- **Your goal**: The answer should contain all of the records below, each one copied word for word.

- **Material provided**:
.....

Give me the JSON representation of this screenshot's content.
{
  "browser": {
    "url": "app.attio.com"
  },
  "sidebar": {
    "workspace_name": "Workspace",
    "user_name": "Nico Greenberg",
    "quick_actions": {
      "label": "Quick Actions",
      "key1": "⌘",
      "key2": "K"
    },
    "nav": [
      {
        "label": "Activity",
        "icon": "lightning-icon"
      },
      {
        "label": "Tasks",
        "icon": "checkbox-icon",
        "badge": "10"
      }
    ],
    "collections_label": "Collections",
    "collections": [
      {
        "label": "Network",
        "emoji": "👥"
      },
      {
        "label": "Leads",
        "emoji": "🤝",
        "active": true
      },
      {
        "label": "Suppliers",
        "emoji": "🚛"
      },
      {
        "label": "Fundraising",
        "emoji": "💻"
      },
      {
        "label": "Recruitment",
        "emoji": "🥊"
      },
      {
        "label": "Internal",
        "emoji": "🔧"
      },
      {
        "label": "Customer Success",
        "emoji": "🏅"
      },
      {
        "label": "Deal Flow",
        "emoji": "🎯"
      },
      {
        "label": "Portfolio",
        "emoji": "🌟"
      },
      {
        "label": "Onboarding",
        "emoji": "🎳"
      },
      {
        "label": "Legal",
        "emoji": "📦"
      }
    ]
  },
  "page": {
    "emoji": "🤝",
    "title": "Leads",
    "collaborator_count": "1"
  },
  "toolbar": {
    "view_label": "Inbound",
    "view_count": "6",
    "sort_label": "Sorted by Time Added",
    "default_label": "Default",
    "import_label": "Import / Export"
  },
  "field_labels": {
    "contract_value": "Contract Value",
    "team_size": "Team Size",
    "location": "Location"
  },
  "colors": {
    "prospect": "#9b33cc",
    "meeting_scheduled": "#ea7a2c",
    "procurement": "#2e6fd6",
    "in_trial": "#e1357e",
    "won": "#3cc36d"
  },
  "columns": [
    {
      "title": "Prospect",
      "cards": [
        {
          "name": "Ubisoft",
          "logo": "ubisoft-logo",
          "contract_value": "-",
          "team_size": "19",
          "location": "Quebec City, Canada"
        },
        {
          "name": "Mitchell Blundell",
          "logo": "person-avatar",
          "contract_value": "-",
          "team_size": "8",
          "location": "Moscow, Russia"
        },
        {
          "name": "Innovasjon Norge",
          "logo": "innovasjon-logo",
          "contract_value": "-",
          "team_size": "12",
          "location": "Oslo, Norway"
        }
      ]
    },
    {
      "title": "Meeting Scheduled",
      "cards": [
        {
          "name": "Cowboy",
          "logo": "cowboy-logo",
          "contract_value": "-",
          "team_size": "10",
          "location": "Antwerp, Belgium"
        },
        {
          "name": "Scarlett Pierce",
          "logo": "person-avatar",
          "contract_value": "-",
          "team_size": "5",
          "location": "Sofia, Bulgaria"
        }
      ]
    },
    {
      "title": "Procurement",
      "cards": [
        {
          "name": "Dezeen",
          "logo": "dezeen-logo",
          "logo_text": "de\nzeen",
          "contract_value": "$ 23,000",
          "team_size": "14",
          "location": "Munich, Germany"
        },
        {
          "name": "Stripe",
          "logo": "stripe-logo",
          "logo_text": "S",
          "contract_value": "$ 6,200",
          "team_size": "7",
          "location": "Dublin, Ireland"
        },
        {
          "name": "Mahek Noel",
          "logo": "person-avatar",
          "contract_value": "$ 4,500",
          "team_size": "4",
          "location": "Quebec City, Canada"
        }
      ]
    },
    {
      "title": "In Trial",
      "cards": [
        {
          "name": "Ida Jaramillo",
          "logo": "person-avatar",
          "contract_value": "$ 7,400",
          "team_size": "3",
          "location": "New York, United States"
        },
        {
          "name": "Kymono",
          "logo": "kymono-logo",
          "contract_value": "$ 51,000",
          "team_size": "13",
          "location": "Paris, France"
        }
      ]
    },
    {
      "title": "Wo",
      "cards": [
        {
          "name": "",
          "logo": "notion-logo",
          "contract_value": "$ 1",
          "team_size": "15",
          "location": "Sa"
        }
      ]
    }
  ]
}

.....

- **Solution for this problem**:
Give me the JSON representation of this screenshot's content.
{
  "browser": {
    "url": "app.attio.com"
  },
  "sidebar": {
    "workspace_name": "Workspace",
    "user_name": "Nico Greenberg",
    "quick_actions": {
      "label": "Quick Actions",
      "key1": "⌘",
      "key2": "K"
    },
    "nav": [
      {
        "label": "Activity",
        "icon": "lightning-icon"
      },
      {
        "label": "Tasks",
        "icon": "checkbox-icon",
        "badge": "10"
      }
    ],
    "collections_label": "Collections",
    "collections": [
      {
        "label": "Network",
        "emoji": "👥"
      },
      {
        "label": "Leads",
        "emoji": "🤝",
        "active": true
      },
      {
        "label": "Suppliers",
        "emoji": "🚛"
      },
      {
        "label": "Fundraising",
        "emoji": "💻"
      },
      {
        "label": "Recruitment",
        "emoji": "🥊"
      },
      {
        "label": "Internal",
        "emoji": "🔧"
      },
      {
        "label": "Customer Success",
        "emoji": "🏅"
      },
      {
        "label": "Deal Flow",
        "emoji": "🎯"
      },
      {
        "label": "Portfolio",
        "emoji": "🌟"
      },
      {
        "label": "Onboarding",
        "emoji": "🎳"
      },
      {
        "label": "Legal",
        "emoji": "📦"
      }
    ]
  },
  "page": {
    "emoji": "🤝",
    "title": "Leads",
    "collaborator_count": "1"
  },
  "toolbar": {
    "view_label": "Inbound",
    "view_count": "6",
    "sort_label": "Sorted by Time Added",
    "default_label": "Default",
    "import_label": "Import / Export"
  },
  "field_labels": {
    "contract_value": "Contract Value",
    "team_size": "Team Size",
    "location": "Location"
  },
  "colors": {
    "prospect": "#9b33cc",
    "meeting_scheduled": "#ea7a2c",
    "procurement": "#2e6fd6",
    "in_trial": "#e1357e",
    "won": "#3cc36d"
  },
  "columns": [
    {
      "title": "Prospect",
      "cards": [
        {
          "name": "Ubisoft",
          "logo": "ubisoft-logo",
          "contract_value": "-",
          "team_size": "19",
          "location": "Quebec City, Canada"
        },
        {
          "name": "Mitchell Blundell",
          "logo": "person-avatar",
          "contract_value": "-",
          "team_size": "8",
          "location": "Moscow, Russia"
        },
        {
          "name": "Innovasjon Norge",
          "logo": "innovasjon-logo",
          "contract_value": "-",
          "team_size": "12",
          "location": "Oslo, Norway"
        }
      ]
    },
    {
      "title": "Meeting Scheduled",
      "cards": [
        {
          "name": "Cowboy",
          "logo": "cowboy-logo",
          "contract_value": "-",
          "team_size": "10",
          "location": "Antwerp, Belgium"
        },
        {
          "name": "Scarlett Pierce",
          "logo": "person-avatar",
          "contract_value": "-",
          "team_size": "5",
          "location": "Sofia, Bulgaria"
        }
      ]
    },
    {
      "title": "Procurement",
      "cards": [
        {
          "name": "Dezeen",
          "logo": "dezeen-logo",
          "logo_text": "de\nzeen",
          "contract_value": "$ 23,000",
          "team_size": "14",
          "location": "Munich, Germany"
        },
        {
          "name": "Stripe",
          "logo": "stripe-logo",
          "logo_text": "S",
          "contract_value": "$ 6,200",
          "team_size": "7",
          "location": "Dublin, Ireland"
        },
        {
          "name": "Mahek Noel",
          "logo": "person-avatar",
          "contract_value": "$ 4,500",
          "team_size": "4",
          "location": "Quebec City, Canada"
        }
      ]
    },
    {
      "title": "In Trial",
      "cards": [
        {
          "name": "Ida Jaramillo",
          "logo": "person-avatar",
          "contract_value": "$ 7,400",
          "team_size": "3",
          "location": "New York, United States"
        },
        {
          "name": "Kymono",
          "logo": "kymono-logo",
          "contract_value": "$ 51,000",
          "team_size": "13",
          "location": "Paris, France"
        }
      ]
    },
    {
      "title": "Wo",
      "cards": [
        {
          "name": "",
          "logo": "notion-logo",
          "contract_value": "$ 1",
          "team_size": "15",
          "location": "Sa"
        }
      ]
    }
  ]
}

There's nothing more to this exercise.